The ever changing and growing needs in Greece
This was my first visit to Greece since we started supporting refugees there in September last year. Our aim for the trip was to meet with partners and to assess the ever changing and growing needs in Athens.
There are approximately 44,000 refugees in Greece at the moment, with around 10-15,000 in Athens (although this has now increased to around 25,000 as those from the islands are brought to the city). Whilst these numbers do not sound huge in comparison to the 2.5 million in Turkey, it is quite clear that Greece is struggling to house and coordinate efforts to support those who came to the country primarily to transit through it, but are now ‘stuck’ as borders close.
Whilst we were there we visited two camps where refugees are staying – Pyraeus, which is at the Port where ferries carrying refugees travelling from the islands dock, and Elliniko, which is the Olympic Park; together there were about 6,000 people sleeping on every space on the floors and in tents outside, they seemed to also be wind tunnels and not particularly well sheltered – I couldn’t get warm during my short stay, so I am not sure how they are coping.
We also went to Victoria Square which is a meeting place for refugees to come to during the day to exchange information and for something to do. At each we spoke with several refugees – primarily Syrians, Afghanis, Pakistanis and those from the Western Sahara region, who told us about their journeys to date and their desires to travel further into Europe to start a new life for themselves and their families.
It was heartbreaking to learn why they had to leave – one family was clearly a middle class family from Kabul, his brother was kidnapped by the Taliban and they sold everything they had to pay his ransom. They were then told to flee or they would be killed. They were well dressed, spoke fantastic English and were desperate for any information about how to travel further north.
Our partners have been working day and night to scale up their operations to try and meet the demands on them. We have been working with Praksis in Idomeni, to support a medical unit and provide much needed medical aid to those who were exiting the country at the former Yugoslav Republic of Macedonia (FYROM) border.
We also supported our second partner the Greek Council for Refugees (GCR) to distribute humanitarian relief items across Greece, such as raincoats, blankets and sleeping bags, as well as wheelchairs. GCR also distributed supermarket vouchers and arranged for particularly vulnerable refugees – such as families with young children, the elderly, the disabled, or those who survived shipwrecks to sleep in a hotel for the night.
Given that approximately 5% of all refugees are unaccompanied minors who are particularly susceptible to human traffickers and sexual or economic exploitation, we are starting a new programme with GCR to identify and protect these minors to offer refuge, as well as social and legal services.
The needs in Greece are constantly changing which is making planning programmes particularly challenging but with a flexible approach and strong partners we are making a difference for thousands of refugees.
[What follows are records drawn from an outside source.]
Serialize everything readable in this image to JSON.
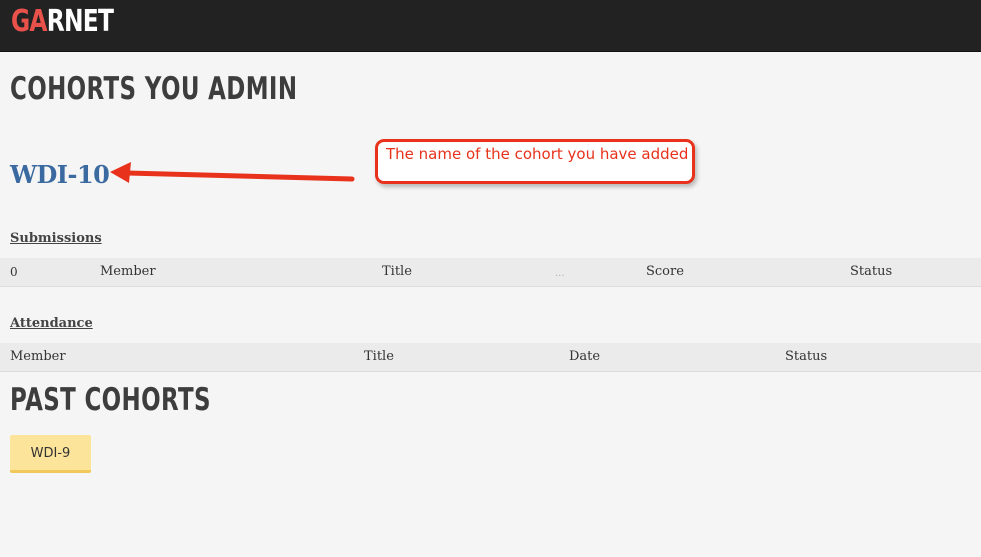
{
  "app": {
    "logo_part1": "GA",
    "logo_part2": "RNET"
  },
  "admin_section": {
    "heading": "COHORTS YOU ADMIN",
    "cohort_name": "WDI-10"
  },
  "annotation": {
    "text": "The name of the cohort you have added"
  },
  "submissions": {
    "label": "Submissions",
    "columns": [
      "0",
      "Member",
      "Title",
      "...",
      "Score",
      "Status"
    ]
  },
  "attendance": {
    "label": "Attendance",
    "columns": [
      "Member",
      "Title",
      "Date",
      "Status"
    ]
  },
  "past_section": {
    "heading": "PAST COHORTS",
    "cohorts": [
      "WDI-9"
    ]
  },
  "colors": {
    "topbar": "#222222",
    "logo_accent": "#e8524a",
    "link": "#3b6aa0",
    "annotation": "#e8321c",
    "past_button": "#fde49b"
  }
}
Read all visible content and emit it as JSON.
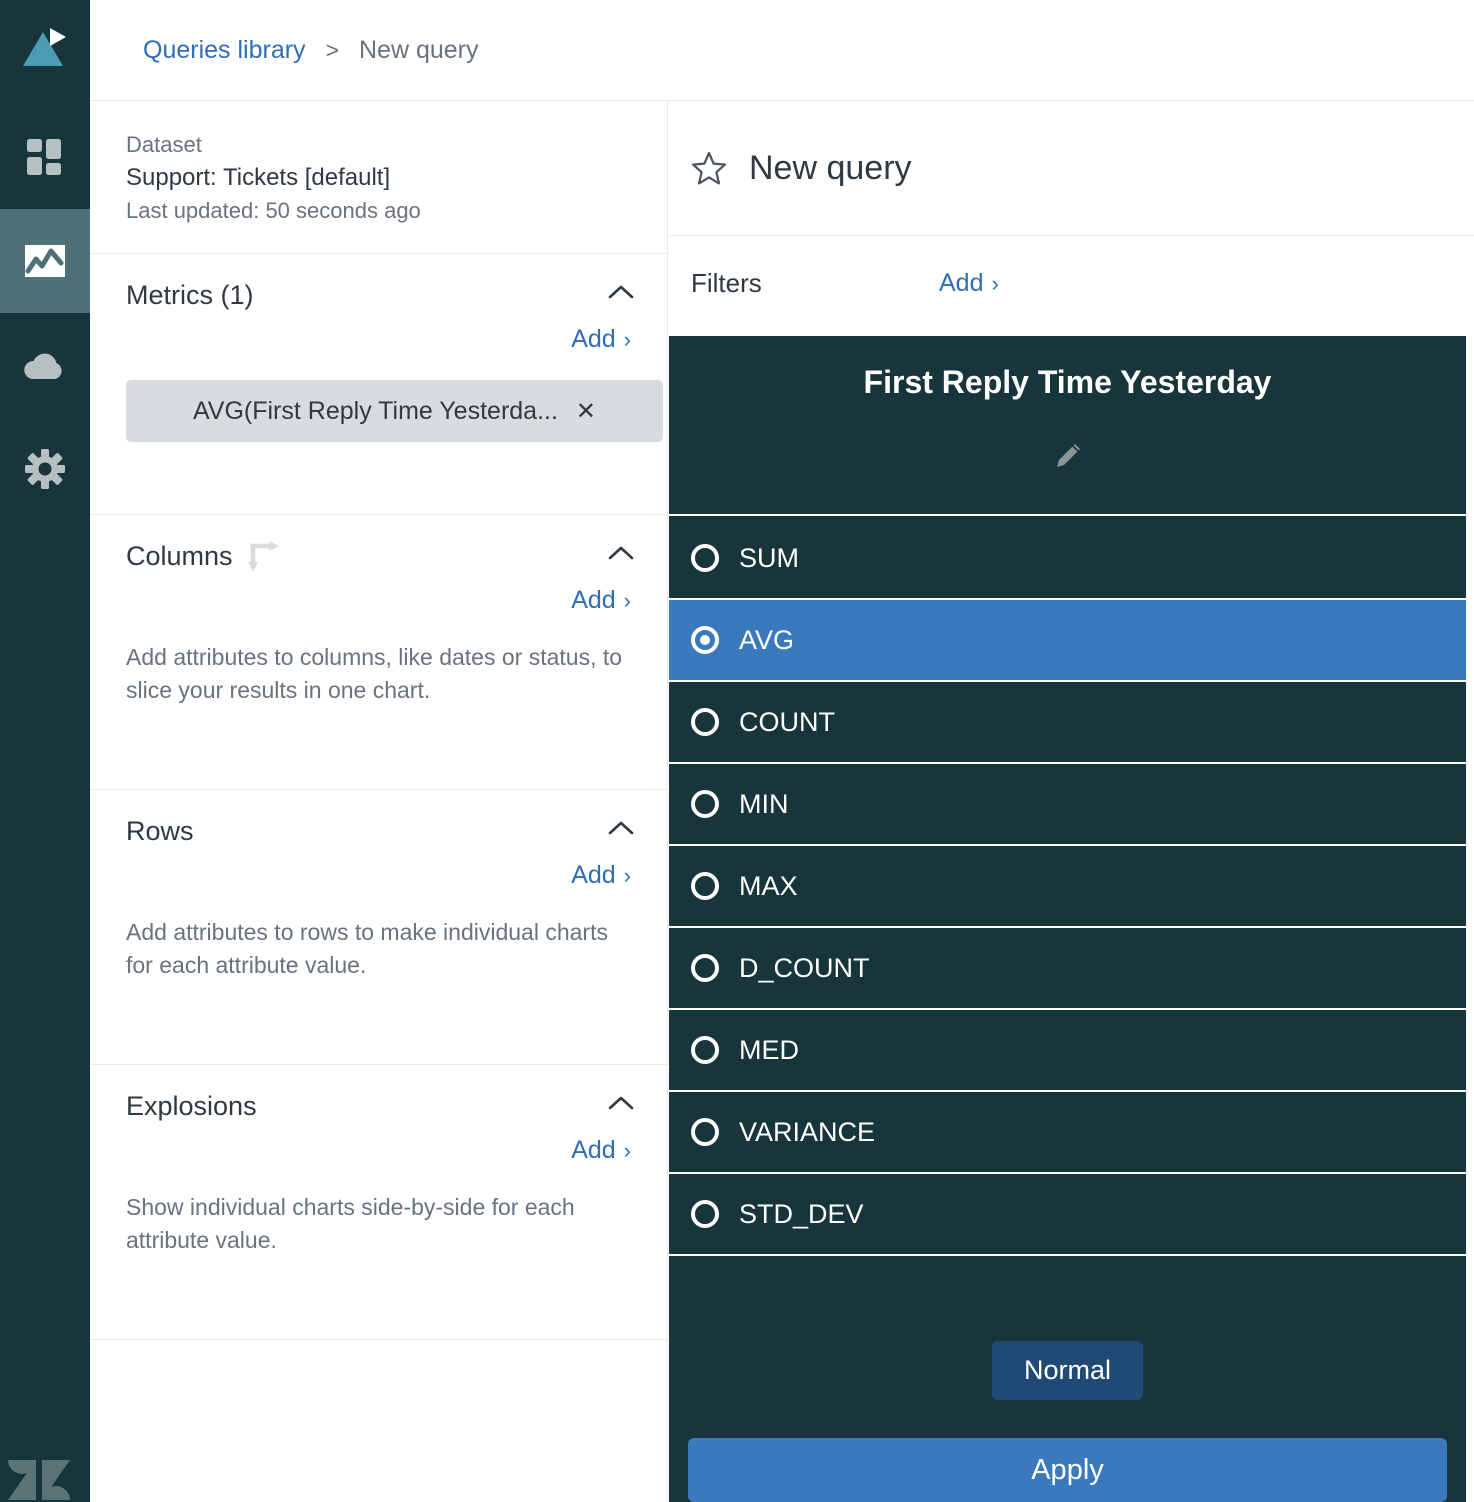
{
  "sidebar": {
    "items": [
      {
        "name": "logo",
        "icon": "explore-logo-icon",
        "active": false
      },
      {
        "name": "dashboards",
        "icon": "dashboard-grid-icon",
        "active": false
      },
      {
        "name": "reports",
        "icon": "chart-reports-icon",
        "active": true
      },
      {
        "name": "datasets",
        "icon": "cloud-upload-icon",
        "active": false
      },
      {
        "name": "settings",
        "icon": "gear-icon",
        "active": false
      }
    ],
    "footer_logo": "zendesk-logo-icon"
  },
  "breadcrumb": {
    "parent": "Queries library",
    "separator": ">",
    "current": "New query"
  },
  "dataset": {
    "label": "Dataset",
    "name": "Support: Tickets [default]",
    "last_updated": "Last updated: 50 seconds ago"
  },
  "sections": {
    "metrics": {
      "title": "Metrics (1)",
      "add_label": "Add",
      "add_caret": "›",
      "collapse_icon": "chevron-up-icon",
      "chips": [
        {
          "label": "AVG(First Reply Time Yesterda...",
          "remove": "✕"
        }
      ]
    },
    "columns": {
      "title": "Columns",
      "header_icon": "swap-transpose-icon",
      "add_label": "Add",
      "add_caret": "›",
      "collapse_icon": "chevron-up-icon",
      "description": "Add attributes to columns, like dates or status, to slice your results in one chart."
    },
    "rows": {
      "title": "Rows",
      "add_label": "Add",
      "add_caret": "›",
      "collapse_icon": "chevron-up-icon",
      "description": "Add attributes to rows to make individual charts for each attribute value."
    },
    "explosions": {
      "title": "Explosions",
      "add_label": "Add",
      "add_caret": "›",
      "collapse_icon": "chevron-up-icon",
      "description": "Show individual charts side-by-side for each attribute value."
    }
  },
  "query_panel": {
    "star_icon": "star-outline-icon",
    "title": "New query",
    "filters_label": "Filters",
    "filters_add_label": "Add",
    "filters_add_caret": "›"
  },
  "aggregator_popover": {
    "title": "First Reply Time Yesterday",
    "edit_icon": "pencil-edit-icon",
    "options": [
      {
        "label": "SUM",
        "selected": false
      },
      {
        "label": "AVG",
        "selected": true
      },
      {
        "label": "COUNT",
        "selected": false
      },
      {
        "label": "MIN",
        "selected": false
      },
      {
        "label": "MAX",
        "selected": false
      },
      {
        "label": "D_COUNT",
        "selected": false
      },
      {
        "label": "MED",
        "selected": false
      },
      {
        "label": "VARIANCE",
        "selected": false
      },
      {
        "label": "STD_DEV",
        "selected": false
      }
    ],
    "normal_button": "Normal",
    "apply_button": "Apply"
  },
  "colors": {
    "rail": "#17353a",
    "rail_active": "#4d7176",
    "accent_blue": "#2f6eb5",
    "selected_row": "#3a79bb",
    "normal_button": "#204a75",
    "panel_dark": "#17353a",
    "chip": "#d8dcde",
    "text_dark": "#2f3941",
    "text_muted": "#68737d"
  }
}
With another 10,000 or so refugees arriving to Athens from islands over the last few days due to the clearing out of the islands, the provisions in Athens are going to be increasingly stretched and in higher demand.
Whilst it is hard to predict what might happen next, we are keen to continue to work with and alongside partners to scale up our operations in Athens. We want to try and move beyond meeting the day-to-day needs of refugees and think more about what people will need for the coming months. This will include ensuring the refugees have access to the appropriate shelter, activities, legal and social support which they so desperately need.
Director of International Programmes and Partnerships